Danes giving more to charity

Charities for illnesses and disabled organisations are raking it in

In the wake of the end of the financial crisis, Danes are once again stepping up their charity efforts, according to new analysis by the charity advocacy organisation Isobro.

The new report showed that from 2009-2013, Danes gave 57 percent more to charity, up from 269 to 422 million kroner.

“We've experienced a gradual increase of support for our collectors since 2002, when we started our analyses.
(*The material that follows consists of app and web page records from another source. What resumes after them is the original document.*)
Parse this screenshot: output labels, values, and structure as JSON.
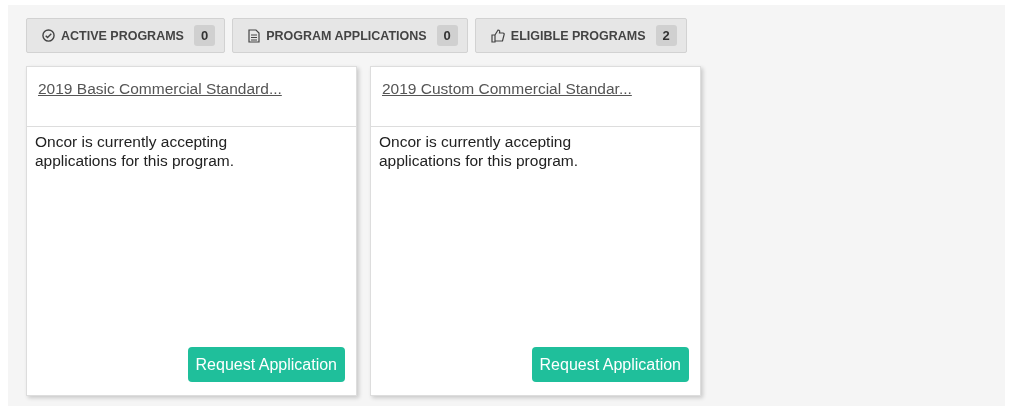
{
  "tabs": [
    {
      "kind": "active",
      "label": "ACTIVE PROGRAMS",
      "count": "0"
    },
    {
      "kind": "applications",
      "label": "PROGRAM APPLICATIONS",
      "count": "0"
    },
    {
      "kind": "eligible",
      "label": "ELIGIBLE PROGRAMS",
      "count": "2"
    }
  ],
  "cards": [
    {
      "title": "2019 Basic Commercial Standard...",
      "description": "Oncor is currently accepting applications for this program.",
      "button": "Request Application"
    },
    {
      "title": "2019 Custom Commercial Standar...",
      "description": "Oncor is currently accepting applications for this program.",
      "button": "Request Application"
    }
  ]
}
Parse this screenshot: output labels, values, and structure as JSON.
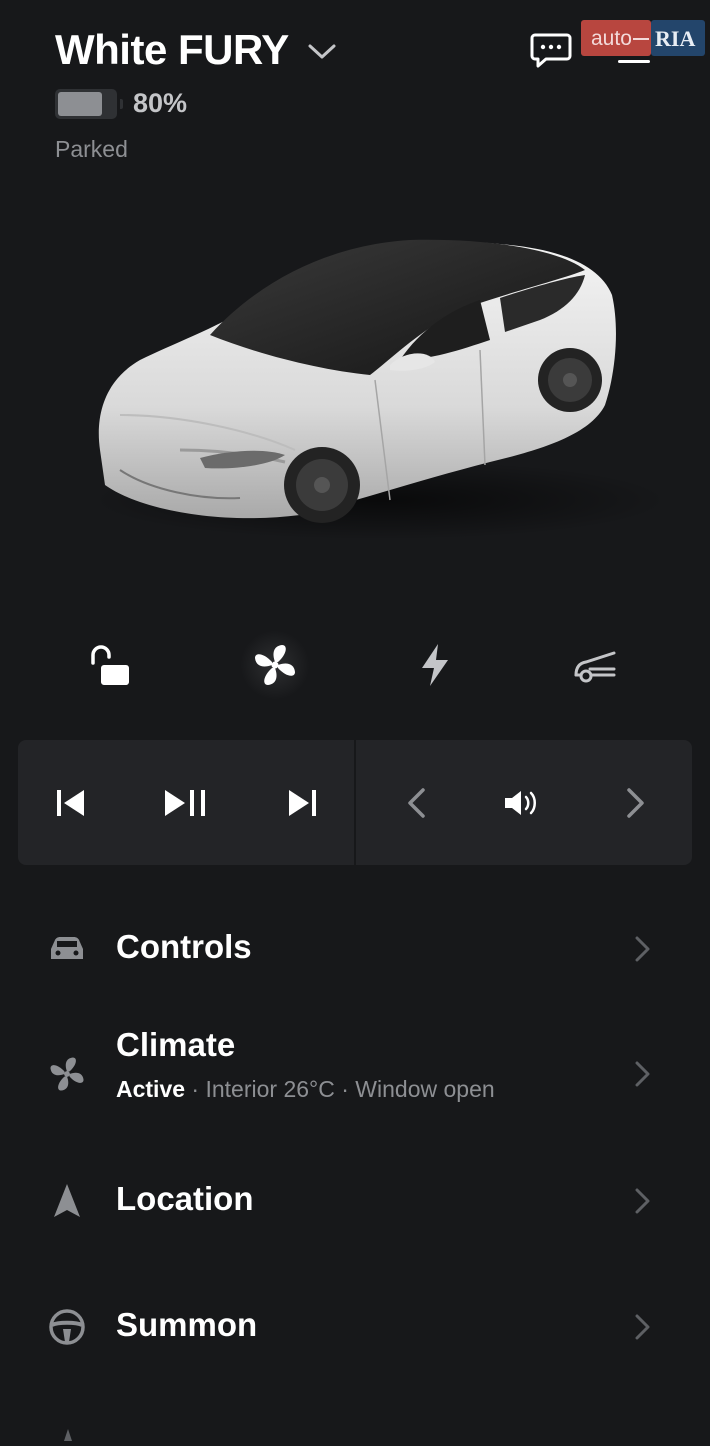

So, in that respect, we haven't really felt the crisis,” Robert Hinnerskov, the secretary general of Isobro, told Kristeligt-Dagblad.
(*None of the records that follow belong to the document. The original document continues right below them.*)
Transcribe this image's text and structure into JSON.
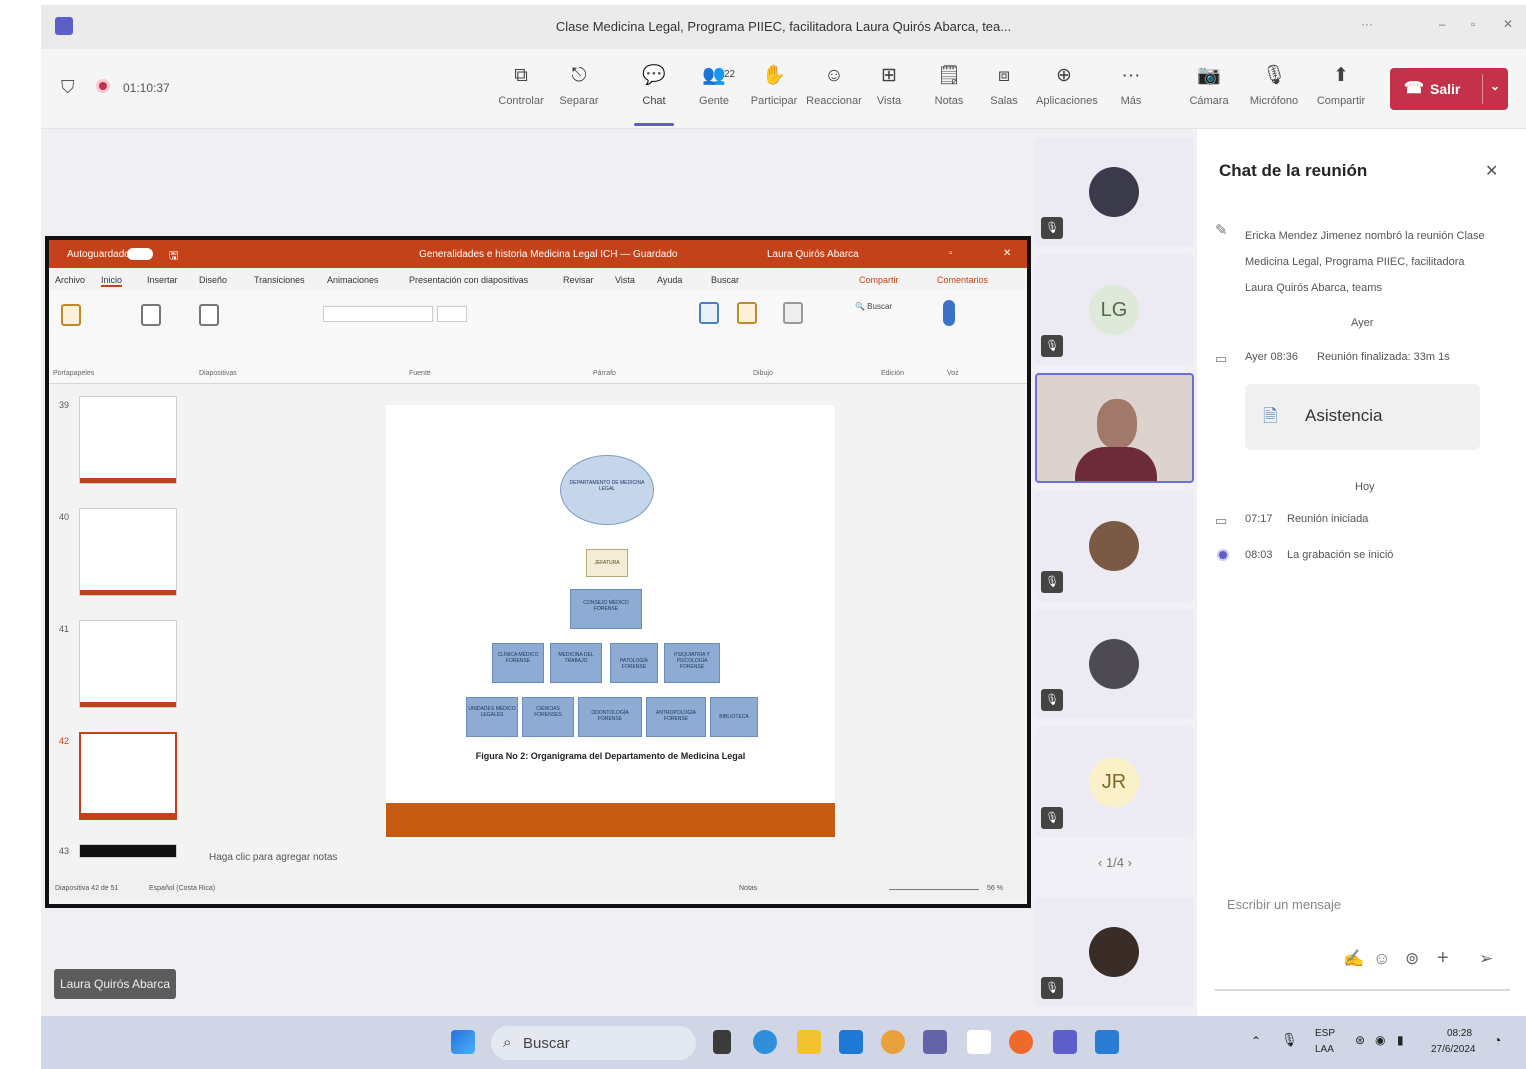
{
  "window": {
    "title": "Clase Medicina Legal, Programa PIIEC, facilitadora Laura Quirós Abarca, tea...",
    "more": "···",
    "minimize": "–",
    "maximize": "▫",
    "close": "✕"
  },
  "meeting": {
    "timer": "01:10:37",
    "toolbar": [
      {
        "icon": "control-icon",
        "glyph": "⧉",
        "label": "Controlar"
      },
      {
        "icon": "pop-out-icon",
        "glyph": "⎋",
        "label": "Separar"
      },
      {
        "icon": "chat-icon",
        "glyph": "💬",
        "label": "Chat",
        "active": true
      },
      {
        "icon": "people-icon",
        "glyph": "👥",
        "label": "Gente",
        "badge": "22"
      },
      {
        "icon": "raise-hand-icon",
        "glyph": "✋",
        "label": "Participar"
      },
      {
        "icon": "react-icon",
        "glyph": "☺",
        "label": "Reaccionar"
      },
      {
        "icon": "view-icon",
        "glyph": "⊞",
        "label": "Vista"
      },
      {
        "icon": "notes-icon",
        "glyph": "🗒",
        "label": "Notas"
      },
      {
        "icon": "rooms-icon",
        "glyph": "⧈",
        "label": "Salas"
      },
      {
        "icon": "apps-icon",
        "glyph": "⊕",
        "label": "Aplicaciones"
      },
      {
        "icon": "more-icon",
        "glyph": "···",
        "label": "Más"
      }
    ],
    "media": [
      {
        "icon": "camera-off-icon",
        "glyph": "📷",
        "label": "Cámara"
      },
      {
        "icon": "mic-off-icon",
        "glyph": "🎙",
        "label": "Micrófono"
      },
      {
        "icon": "share-icon",
        "glyph": "⬆",
        "label": "Compartir"
      }
    ],
    "leave_label": "Salir"
  },
  "ppt": {
    "autosave": "Autoguardado",
    "doc_title": "Generalidades e historia Medicina Legal ICH — Guardado",
    "user": "Laura Quirós Abarca",
    "menu": [
      "Archivo",
      "Inicio",
      "Insertar",
      "Diseño",
      "Transiciones",
      "Animaciones",
      "Presentación con diapositivas",
      "Revisar",
      "Vista",
      "Ayuda",
      "Buscar"
    ],
    "share_btn": "Compartir",
    "comments_btn": "Comentarios",
    "groups": [
      "Portapapeles",
      "Diapositivas",
      "Fuente",
      "Párrafo",
      "Dibujo",
      "Edición",
      "Voz"
    ],
    "thumb_nums": [
      "39",
      "40",
      "41",
      "42",
      "43"
    ],
    "slide": {
      "top_node": "DEPARTAMENTO DE MEDICINA LEGAL",
      "jefatura": "JEFATURA",
      "consejo": "CONSEJO MÉDICO FORENSE",
      "row1": [
        "CLÍNICA MÉDICO FORENSE",
        "MEDICINA DEL TRABAJO",
        "PATOLOGÍA FORENSE",
        "PSIQUIATRÍA Y PSICOLOGÍA FORENSE"
      ],
      "row2": [
        "UNIDADES MÉDICO LEGALES",
        "CIENCIAS FORENSES",
        "ODONTOLOGÍA FORENSE",
        "ANTROPOLOGÍA FORENSE",
        "BIBLIOTECA"
      ],
      "caption": "Figura No 2: Organigrama del Departamento de Medicina Legal"
    },
    "notes_placeholder": "Haga clic para agregar notas",
    "status_left": "Diapositiva 42 de 51",
    "status_lang": "Español (Costa Rica)",
    "notes_btn": "Notas",
    "zoom": "56 %"
  },
  "presenter_name": "Laura Quirós Abarca",
  "participants": {
    "initials": [
      "LG",
      "JR"
    ],
    "pager": "1/4"
  },
  "chat": {
    "title": "Chat de la reunión",
    "rename_event": "Ericka Mendez Jimenez nombró la reunión Clase Medicina Legal, Programa PIIEC, facilitadora Laura Quirós Abarca, teams",
    "yesterday": "Ayer",
    "ended_time": "Ayer 08:36",
    "ended_text": "Reunión finalizada: 33m 1s",
    "attendance": "Asistencia",
    "today": "Hoy",
    "started_time": "07:17",
    "started_text": "Reunión iniciada",
    "rec_time": "08:03",
    "rec_text": "La grabación se inició",
    "compose_placeholder": "Escribir un mensaje"
  },
  "taskbar": {
    "search": "Buscar",
    "lang1": "ESP",
    "lang2": "LAA",
    "time": "08:28",
    "date": "27/6/2024"
  }
}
In particular, it is the illness-fighting and disabled organisations that have enjoyed the generous side of Danish charity trends in recent years, with donation figures more than doubling between 2009 and 2013 thanks to an increase of 124 million kroner.

READ MORE: Fear of Ebola causes drop in young volunteers heading to Africa

Cancer strikes a chord
Hinnerskov revealed that charity given out to international aid organisations in Denmark occurred in waves, while smaller organisations really need to struggle to attract funds.

Charities for illnesses, such as cancer, are big winners because it strikes a chord with the average Dane, who may have experienced someone close to them struggling with the illness, according to Domen Bajde, a lecturer in consumer habits at the University of Southern Denmark.

“Everyone knows someone who has had cancer, and we can easily imagine ourselves being struck by the illness,” Bajde said.

“People 'save' themselves in the short term, while saving the planet or starving children in Africa becomes a more distant priority. It doesn't mean we are selfish though, because people often donate for unselfish reasons.”